Referee: Norbert HAUATA (TAH)
Assistant Referee 1: Avinesh NARAYAN (FIJ)
Assistant Referee 2: Folio MOEAKI (TGA)
Fourth Official: Salesh CHAND (FIJ)
Solomon Islands: 1. Davidson MALAM (GK), 2. Derick TAEBO, 3. Stanford FAKASORI, 4. Leon KOFANA, 5. Javin WAE, 6. Alford KANAHANIMAE, 7. Steward QUANAFIA, 8. Maxwell KEANA, 9. Charles MANI, 10. Raphael LE’AI, 11. Chris SATU, 12. Gideon SUTA, 13. Densley GESINI, 14. Richie KWAIMAMANI, 15. Philip ROPA, 16. Clayton MENAPA, 17. Hamilton PAO, 18. Fabio PAO, 19. Benbate LAMUPIO, 20. Pateson TONGAKA (GK)
Coach: Stanley WAITA (SOL)
New Zealand: 1. Alex PAULSEN (GK), 2. Max DRAKE, 3. Kris NAICKER, 4. Adam HILLIS, 5. Ryan VERNEY, 6. Campbell STRONG, 7. Marko STAMENI, 8. Jackson MANUEL, 9. Henry HAMILTON, 10. Joseph LEE, 11. Matt GARBETT, 12. Luca TAYLOR (GK), 13. Finn O’CONNOR, 14. Oskar VAN HATTUM, 15. Bradley WILSON, 16. Sean BRIGHT, 17. Nathan LOBO, 18. Benjamin OLD, 19. Hayden AISH, 20. Harry BARK
Coach: Josè FIGUEIRA (ENG)
Tahiti vs. Fiji
Saturday 22 September
Lawson Tama Stadium
Honiara, Solomon Islands
KO: 10:00 local (11h FIJ & NZL / Saturday 21 September 13h TAH)
Referee: Sione LELENGA (TGA)
Assistant Referee 1: Johnny NIABO (SOL)
Assistant Referee 2: Gareth SHEEHAN (NZL)
Fourth Official: David YAREBOINEN (PNG)
Tahiti: 1. Josselin CAPEL (GK), 2. Matatini VERNAUDON, 3. Noah AUSSILLOUS, 4. Manatini SIENNE, 5. Manuarii VAHIRUA, 6. Sofiene BOUKROUMA, 7. Jason JONES, 8. Tekaki SANGUE, 9. Tehotu GITTON, 10. Tehauarii HOLOZET, 11. Clement TEHAHE, 14. Ariiura LABASTE, 15. Takai SCHMIT, 16. Terainui TETUANUI (GK), 17. Heihau HANERE, 18. Jeff HEUEA, 19. Keanu VERNAUDON
Suspended: 13. Denji KAIHA

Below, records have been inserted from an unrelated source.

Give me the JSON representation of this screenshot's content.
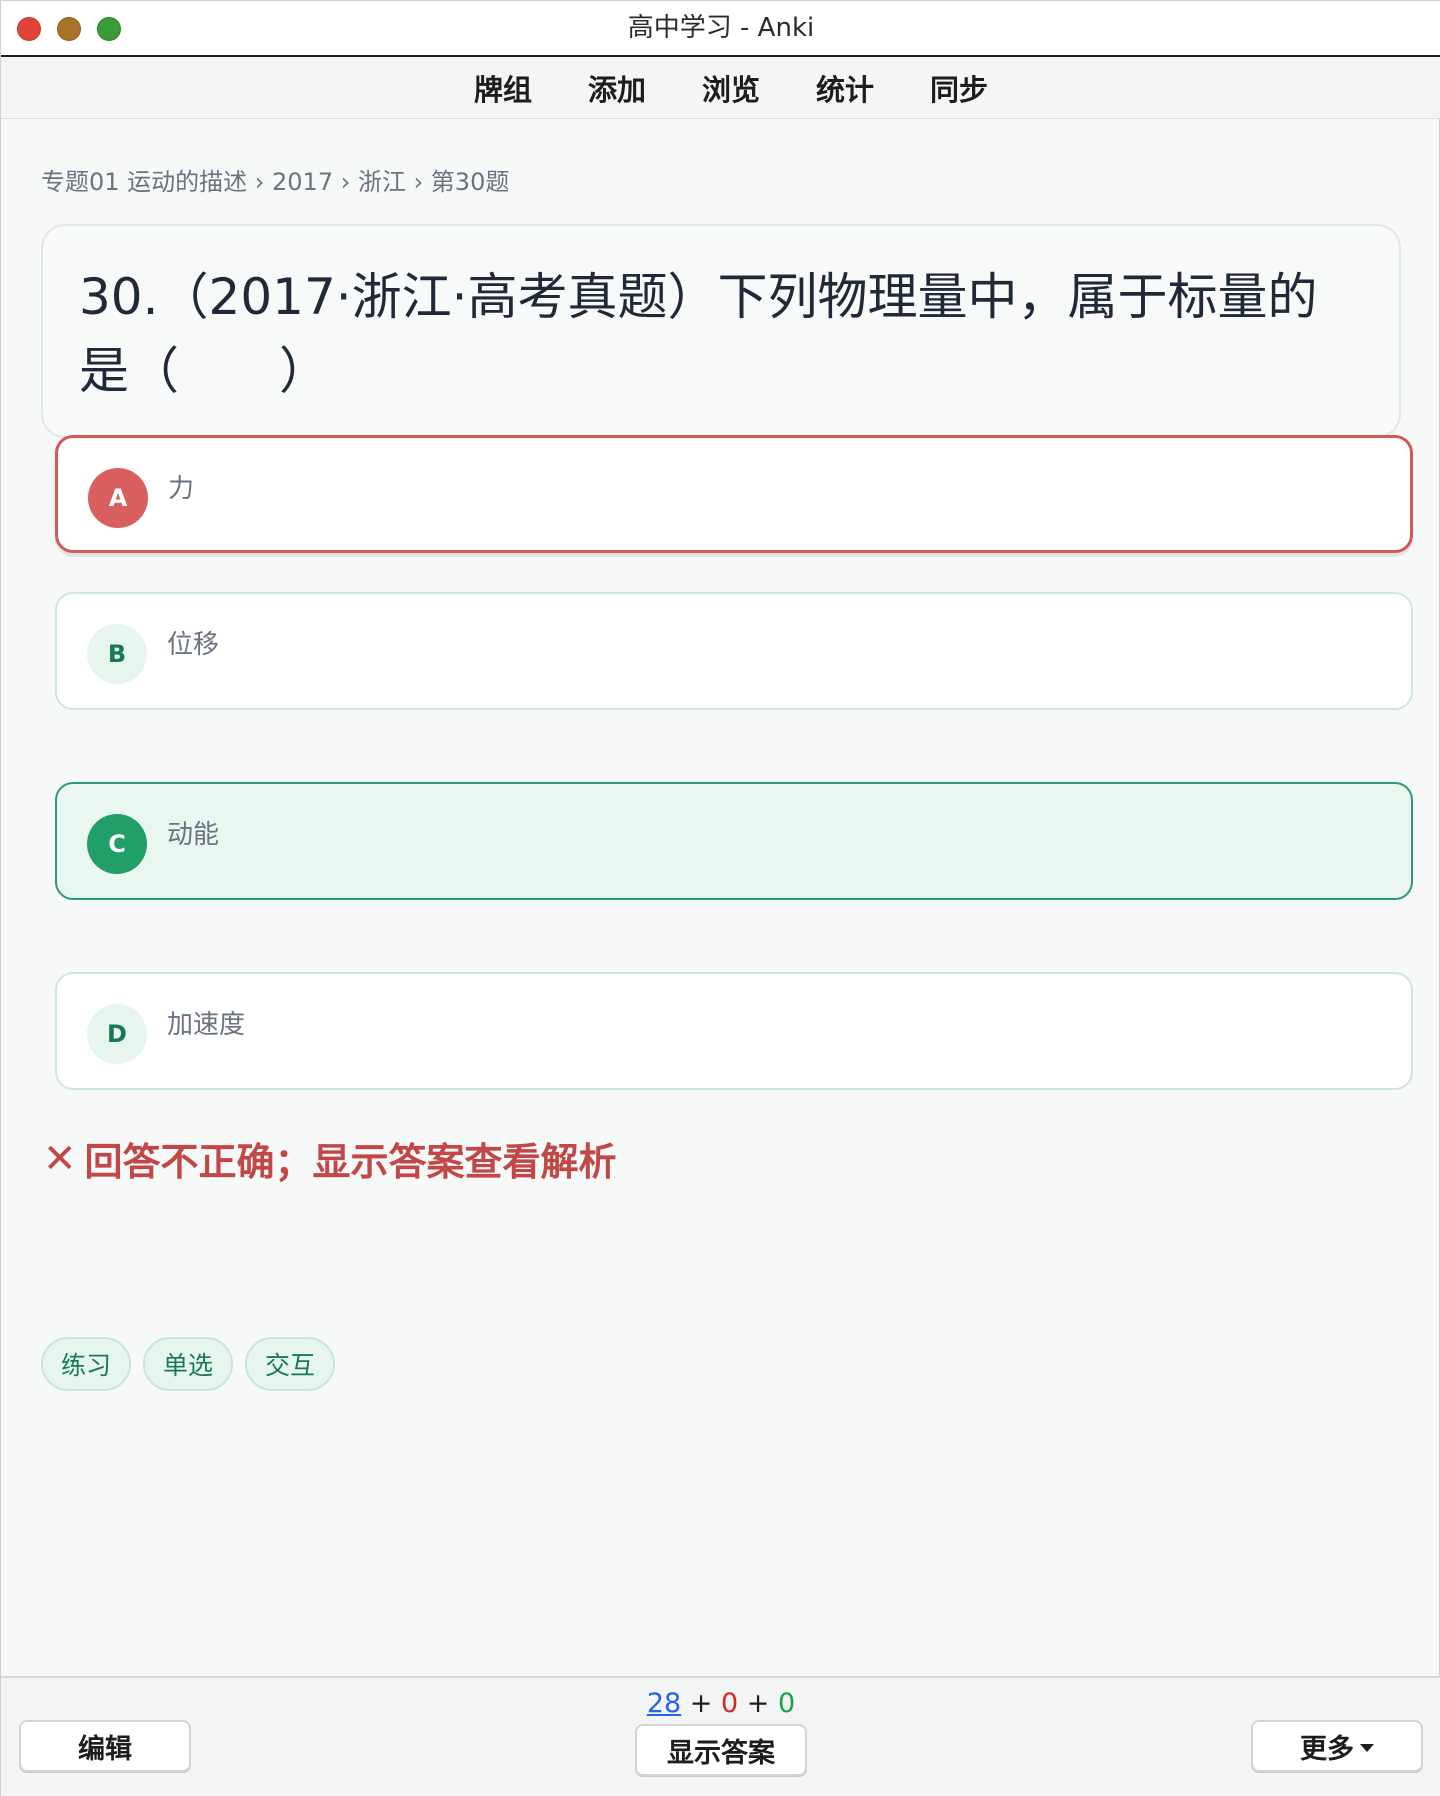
{
  "window": {
    "title": "高中学习 - Anki"
  },
  "nav": {
    "decks": "牌组",
    "add": "添加",
    "browse": "浏览",
    "stats": "统计",
    "sync": "同步"
  },
  "breadcrumb": "专题01 运动的描述 › 2017 › 浙江 › 第30题",
  "question": {
    "line1": "30.（2017·浙江·高考真题）下列物理量中，属于标量的",
    "line2": "是（　　）"
  },
  "options": [
    {
      "letter": "A",
      "text": "力",
      "state": "selected-wrong"
    },
    {
      "letter": "B",
      "text": "位移",
      "state": "normal"
    },
    {
      "letter": "C",
      "text": "动能",
      "state": "correct"
    },
    {
      "letter": "D",
      "text": "加速度",
      "state": "normal"
    }
  ],
  "result": {
    "icon": "✕",
    "text": "回答不正确；显示答案查看解析"
  },
  "tags": [
    "练习",
    "单选",
    "交互"
  ],
  "bottom": {
    "count_new": "28",
    "count_learn": "0",
    "count_review": "0",
    "plus": "+",
    "edit": "编辑",
    "show_answer": "显示答案",
    "more": "更多"
  },
  "colors": {
    "wrong": "#d45a5a",
    "correct": "#229e68",
    "new_count": "#2563eb",
    "learn_count": "#dc2626",
    "review_count": "#16a34a"
  }
}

Fiji: 1. Isikeli SEVANAIA (GK), 2. Rahul NARESH, 4. Peceli SUKABULA, 5. Isikeli TOVILO, 6. Thomas DUNN, 7. Melvin MANI, 8. Abhishek PRASAD, 9. Eshan KUMAR, 10. Josaia SELA, 11. Nikhi PILLAY, 12. Clarence HUSSAIN, 13. Mohammed ISHRAT, 14. Mohammed NABEEL, 15. Kunaal NAND, 16. Netani SULUKA, 17. Joji NAQAQALIVA, 18. Samuela NAVOCE, 19. Rohan NATH, 20. Aminio TUILEVU (GK)
Suspended: 3. Inoke TURAGALAILAI
Coach: Yogendra DUTT (FIJ)